Start of Source records

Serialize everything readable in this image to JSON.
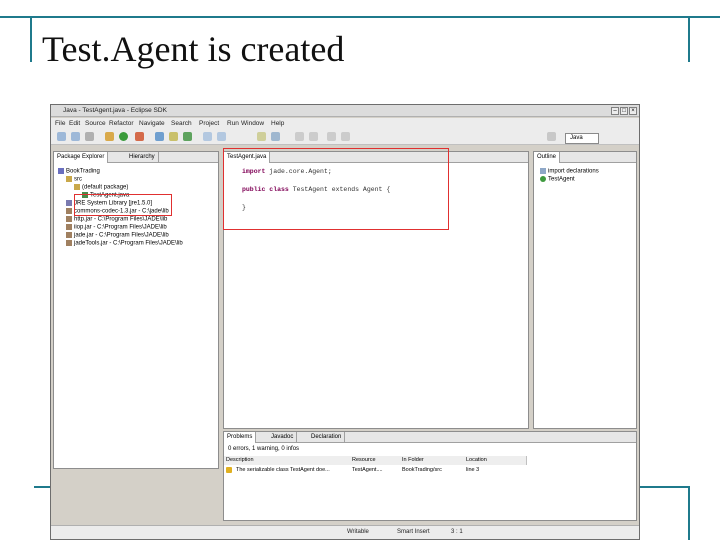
{
  "slide": {
    "title": "Test.Agent is created"
  },
  "window": {
    "title": "Java - TestAgent.java - Eclipse SDK"
  },
  "menu": [
    "File",
    "Edit",
    "Source",
    "Refactor",
    "Navigate",
    "Search",
    "Project",
    "Run",
    "Window",
    "Help"
  ],
  "perspective": "Java",
  "left_panel": {
    "tabs": [
      "Package Explorer",
      "Hierarchy"
    ],
    "tree": [
      {
        "label": "BookTrading"
      },
      {
        "label": "src"
      },
      {
        "label": "(default package)"
      },
      {
        "label": "TestAgent.java"
      },
      {
        "label": "JRE System Library [jre1.5.0]"
      },
      {
        "label": "commons-codec-1.3.jar - C:\\jade\\lib"
      },
      {
        "label": "http.jar - C:\\Program Files\\JADE\\lib"
      },
      {
        "label": "iiop.jar - C:\\Program Files\\JADE\\lib"
      },
      {
        "label": "jade.jar - C:\\Program Files\\JADE\\lib"
      },
      {
        "label": "jadeTools.jar - C:\\Program Files\\JADE\\lib"
      }
    ]
  },
  "editor": {
    "tab": "TestAgent.java",
    "line1_kw": "import",
    "line1_rest": " jade.core.Agent;",
    "line2_kw": "public class",
    "line2_rest": " TestAgent extends Agent {",
    "line3": "}"
  },
  "outline": {
    "tab": "Outline",
    "items": [
      "import declarations",
      "TestAgent"
    ]
  },
  "problems": {
    "tabs": [
      "Problems",
      "Javadoc",
      "Declaration"
    ],
    "summary": "0 errors, 1 warning, 0 infos",
    "headers": [
      "Description",
      "Resource",
      "In Folder",
      "Location"
    ],
    "rows": [
      {
        "description": "The serializable class TestAgent doe...",
        "resource": "TestAgent....",
        "folder": "BookTrading/src",
        "location": "line 3"
      }
    ]
  },
  "status": {
    "writable": "Writable",
    "insert": "Smart Insert",
    "position": "3 : 1"
  }
}
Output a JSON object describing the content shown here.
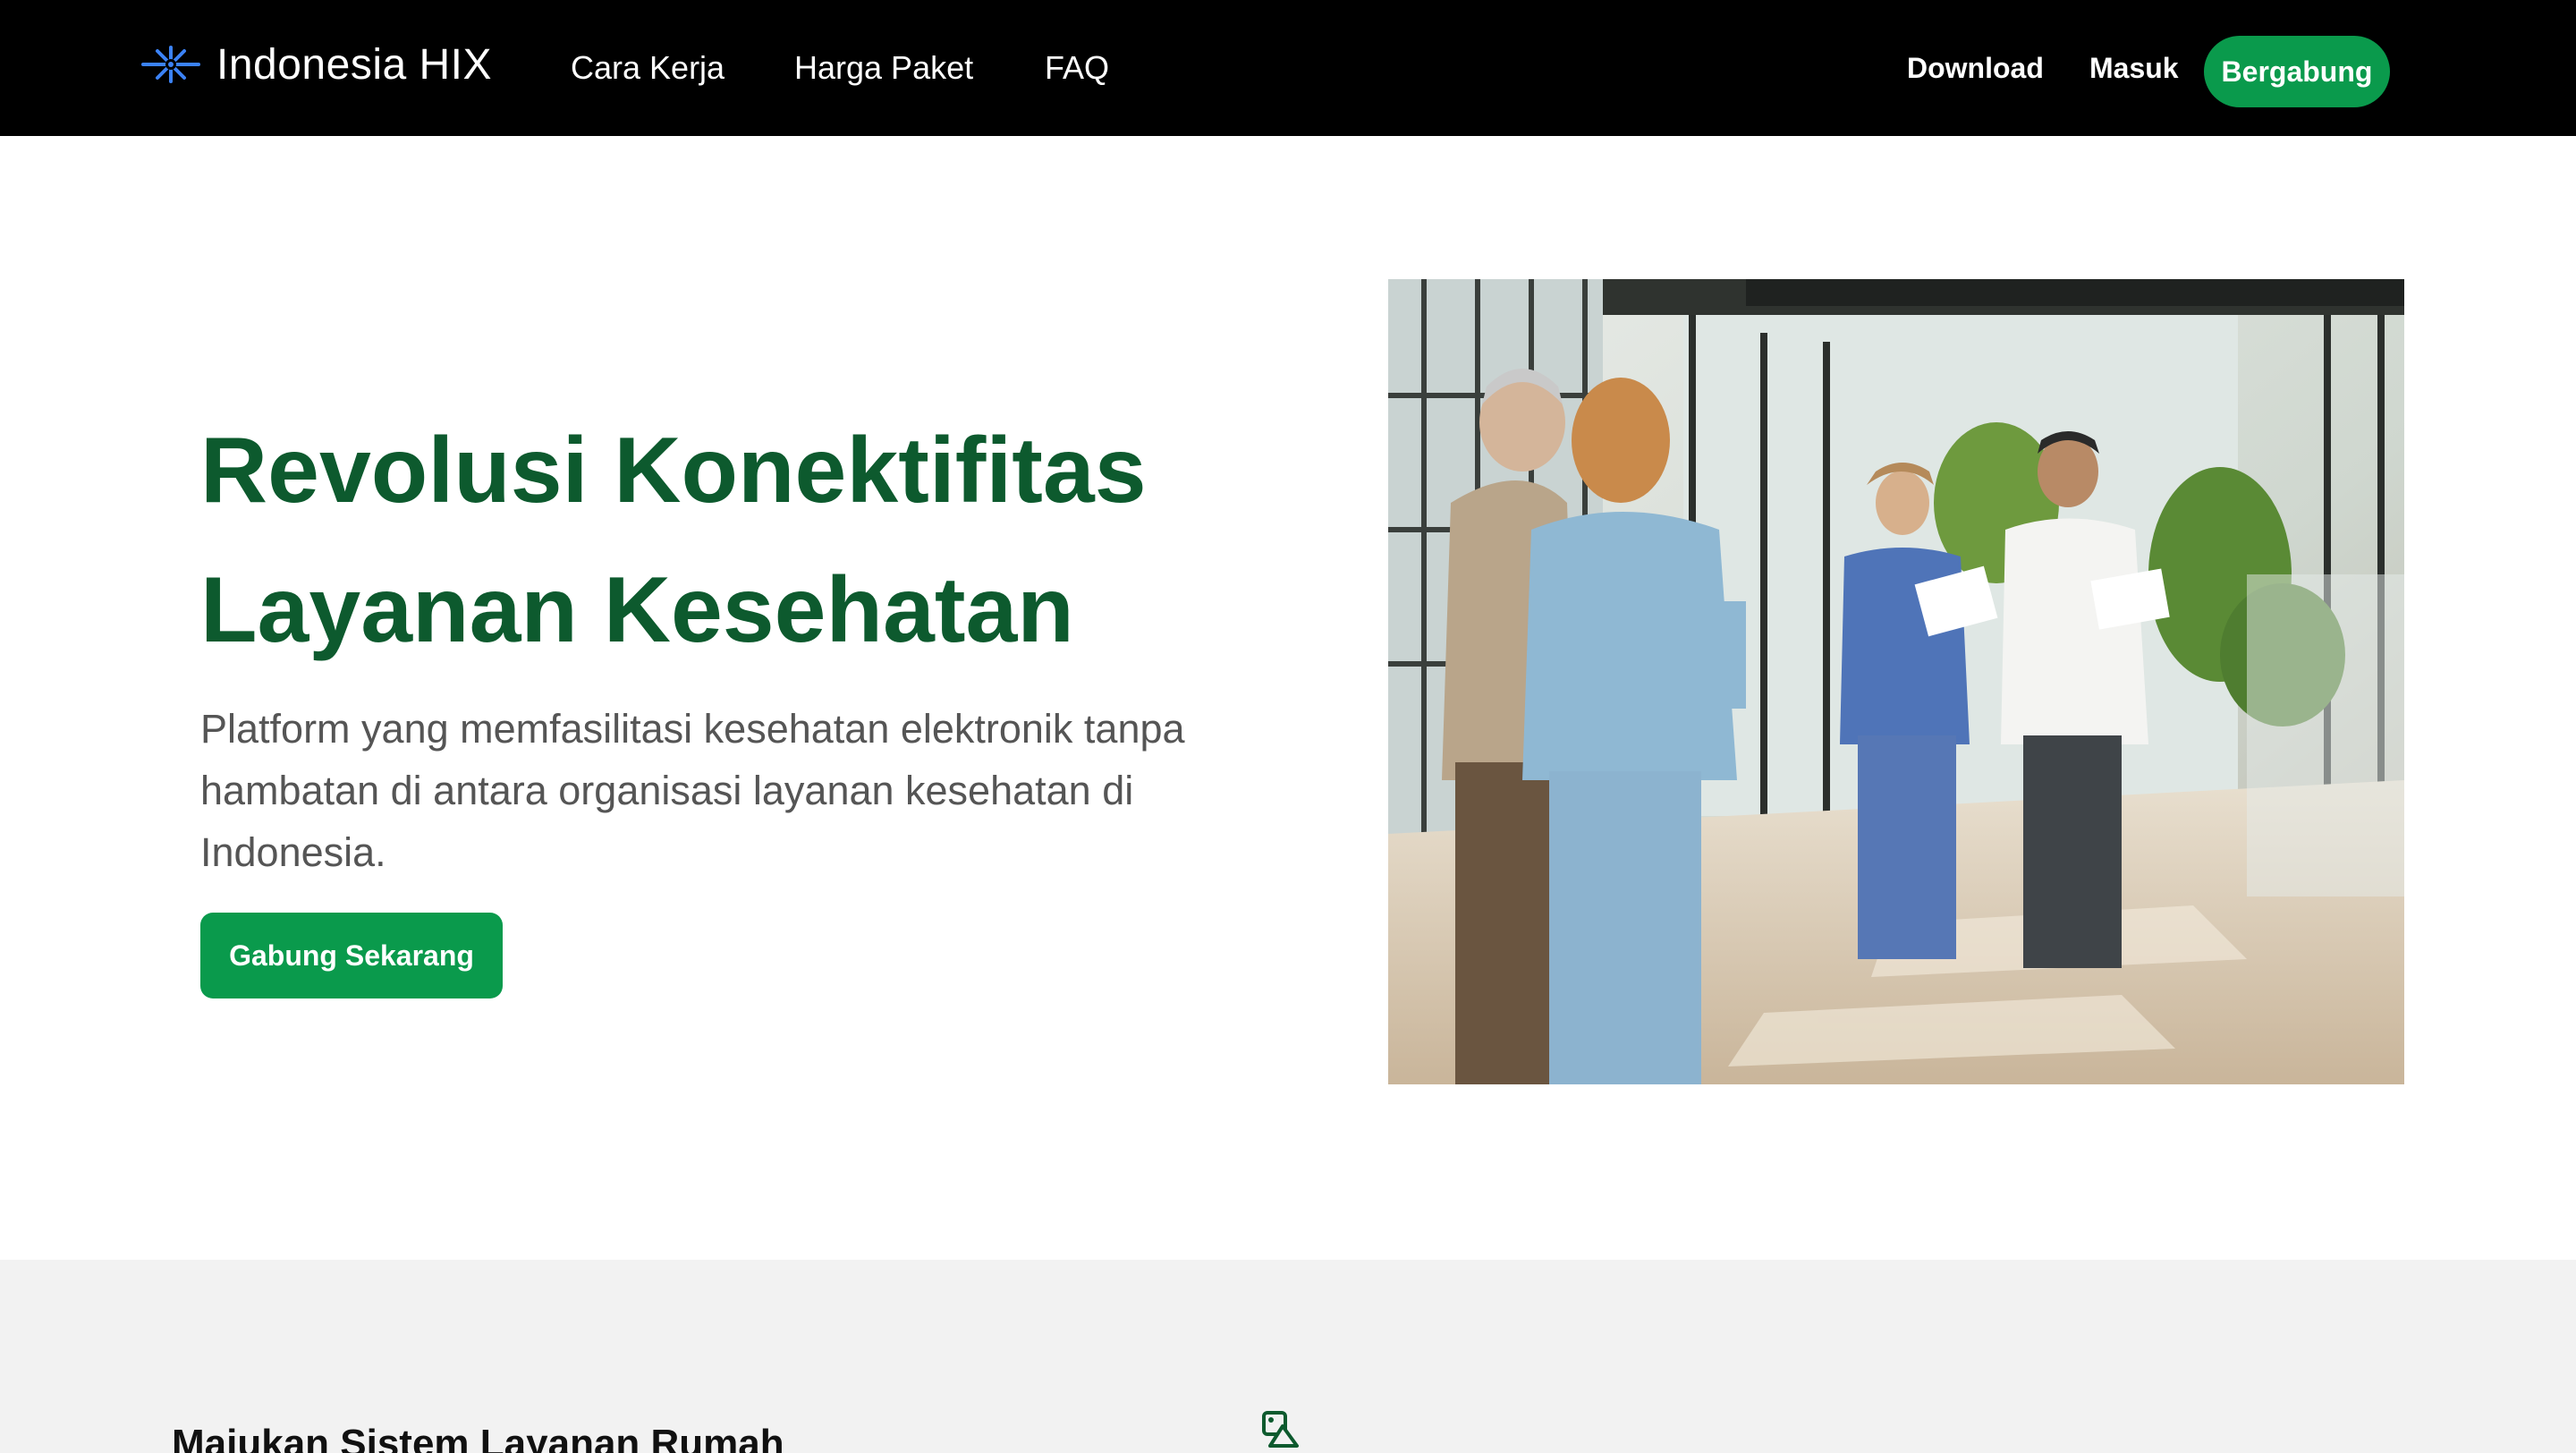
{
  "header": {
    "brand_name": "Indonesia HIX",
    "brand_icon": "asterisk-logo-icon",
    "nav_links": [
      "Cara Kerja",
      "Harga Paket",
      "FAQ"
    ],
    "download_label": "Download",
    "login_label": "Masuk",
    "join_label": "Bergabung"
  },
  "hero": {
    "title_line1": "Revolusi Konektifitas",
    "title_line2": "Layanan Kesehatan",
    "description": "Platform yang memfasilitasi kesehatan elektronik tanpa hambatan di antara organisasi layanan kesehatan di Indonesia.",
    "cta_label": "Gabung Sekarang",
    "image_subject": "healthcare-workers-in-hospital-corridor"
  },
  "section_two": {
    "title": "Majukan Sistem Layanan Rumah",
    "icon": "image-shapes-icon"
  },
  "colors": {
    "nav_background": "#000000",
    "brand_accent": "#0a9a4c",
    "heading_green": "#0d5a2e",
    "body_text": "#555555",
    "section_background": "#f2f2f2",
    "logo_blue": "#3b82f6"
  }
}
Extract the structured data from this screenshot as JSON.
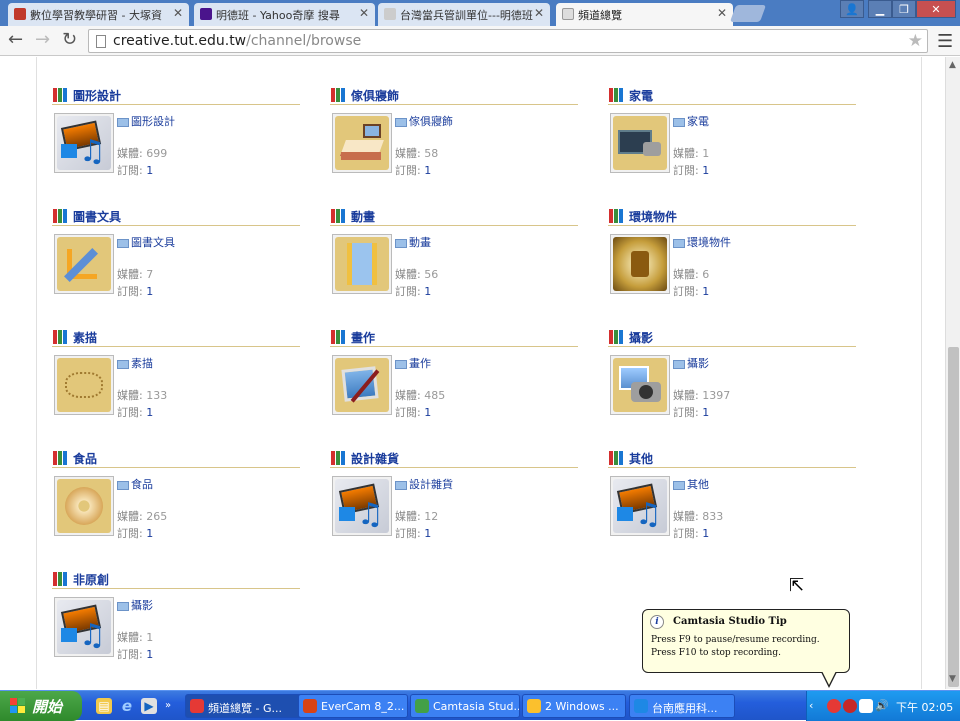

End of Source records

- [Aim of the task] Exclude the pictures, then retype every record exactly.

- [Answer box]
Serialize everything readable in this image to JSON.
{
  "slide": {
    "title": "Test.Agent is created"
  },
  "window": {
    "title": "Java - TestAgent.java - Eclipse SDK"
  },
  "menu": [
    "File",
    "Edit",
    "Source",
    "Refactor",
    "Navigate",
    "Search",
    "Project",
    "Run",
    "Window",
    "Help"
  ],
  "perspective": "Java",
  "left_panel": {
    "tabs": [
      "Package Explorer",
      "Hierarchy"
    ],
    "tree": [
      {
        "label": "BookTrading"
      },
      {
        "label": "src"
      },
      {
        "label": "(default package)"
      },
      {
        "label": "TestAgent.java"
      },
      {
        "label": "JRE System Library [jre1.5.0]"
      },
      {
        "label": "commons-codec-1.3.jar - C:\\jade\\lib"
      },
      {
        "label": "http.jar - C:\\Program Files\\JADE\\lib"
      },
      {
        "label": "iiop.jar - C:\\Program Files\\JADE\\lib"
      },
      {
        "label": "jade.jar - C:\\Program Files\\JADE\\lib"
      },
      {
        "label": "jadeTools.jar - C:\\Program Files\\JADE\\lib"
      }
    ]
  },
  "editor": {
    "tab": "TestAgent.java",
    "line1_kw": "import",
    "line1_rest": " jade.core.Agent;",
    "line2_kw": "public class",
    "line2_rest": " TestAgent extends Agent {",
    "line3": "}"
  },
  "outline": {
    "tab": "Outline",
    "items": [
      "import declarations",
      "TestAgent"
    ]
  },
  "problems": {
    "tabs": [
      "Problems",
      "Javadoc",
      "Declaration"
    ],
    "summary": "0 errors, 1 warning, 0 infos",
    "headers": [
      "Description",
      "Resource",
      "In Folder",
      "Location"
    ],
    "rows": [
      {
        "description": "The serializable class TestAgent doe...",
        "resource": "TestAgent....",
        "folder": "BookTrading/src",
        "location": "line 3"
      }
    ]
  },
  "status": {
    "writable": "Writable",
    "insert": "Smart Insert",
    "position": "3 : 1"
  }
}
Output a JSON object describing the content shown here.
{
  "header": {
    "brand_name": "Indonesia HIX",
    "brand_icon": "asterisk-logo-icon",
    "nav_links": [
      "Cara Kerja",
      "Harga Paket",
      "FAQ"
    ],
    "download_label": "Download",
    "login_label": "Masuk",
    "join_label": "Bergabung"
  },
  "hero": {
    "title_line1": "Revolusi Konektifitas",
    "title_line2": "Layanan Kesehatan",
    "description": "Platform yang memfasilitasi kesehatan elektronik tanpa hambatan di antara organisasi layanan kesehatan di Indonesia.",
    "cta_label": "Gabung Sekarang",
    "image_subject": "healthcare-workers-in-hospital-corridor"
  },
  "section_two": {
    "title": "Majukan Sistem Layanan Rumah",
    "icon": "image-shapes-icon"
  },
  "colors": {
    "nav_background": "#000000",
    "brand_accent": "#0a9a4c",
    "heading_green": "#0d5a2e",
    "body_text": "#555555",
    "section_background": "#f2f2f2",
    "logo_blue": "#3b82f6"
  }
}
Extract the structured data from this screenshot as JSON.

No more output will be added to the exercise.